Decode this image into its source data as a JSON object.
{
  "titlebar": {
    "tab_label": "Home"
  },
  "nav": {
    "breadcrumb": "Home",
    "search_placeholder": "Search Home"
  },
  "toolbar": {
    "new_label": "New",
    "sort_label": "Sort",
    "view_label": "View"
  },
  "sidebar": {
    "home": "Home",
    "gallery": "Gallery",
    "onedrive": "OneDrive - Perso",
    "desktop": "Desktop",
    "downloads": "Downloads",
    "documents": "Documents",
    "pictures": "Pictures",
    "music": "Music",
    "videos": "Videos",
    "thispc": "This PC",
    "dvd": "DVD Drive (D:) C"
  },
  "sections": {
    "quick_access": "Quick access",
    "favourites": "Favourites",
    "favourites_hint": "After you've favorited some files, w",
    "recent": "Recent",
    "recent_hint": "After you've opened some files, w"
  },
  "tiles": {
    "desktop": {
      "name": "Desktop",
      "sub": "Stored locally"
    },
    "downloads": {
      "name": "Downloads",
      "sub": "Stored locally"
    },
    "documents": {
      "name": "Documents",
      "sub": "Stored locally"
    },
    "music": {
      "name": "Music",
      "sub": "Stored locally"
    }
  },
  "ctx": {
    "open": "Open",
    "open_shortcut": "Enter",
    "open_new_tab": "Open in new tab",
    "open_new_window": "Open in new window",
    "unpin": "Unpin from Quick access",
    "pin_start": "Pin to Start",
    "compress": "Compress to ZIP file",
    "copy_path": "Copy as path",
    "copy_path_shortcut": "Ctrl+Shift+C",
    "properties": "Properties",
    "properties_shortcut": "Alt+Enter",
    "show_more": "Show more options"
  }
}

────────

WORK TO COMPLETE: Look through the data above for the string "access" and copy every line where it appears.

TASK RESULT:
    "quick_access": "Quick access",
    "unpin": "Unpin from Quick access",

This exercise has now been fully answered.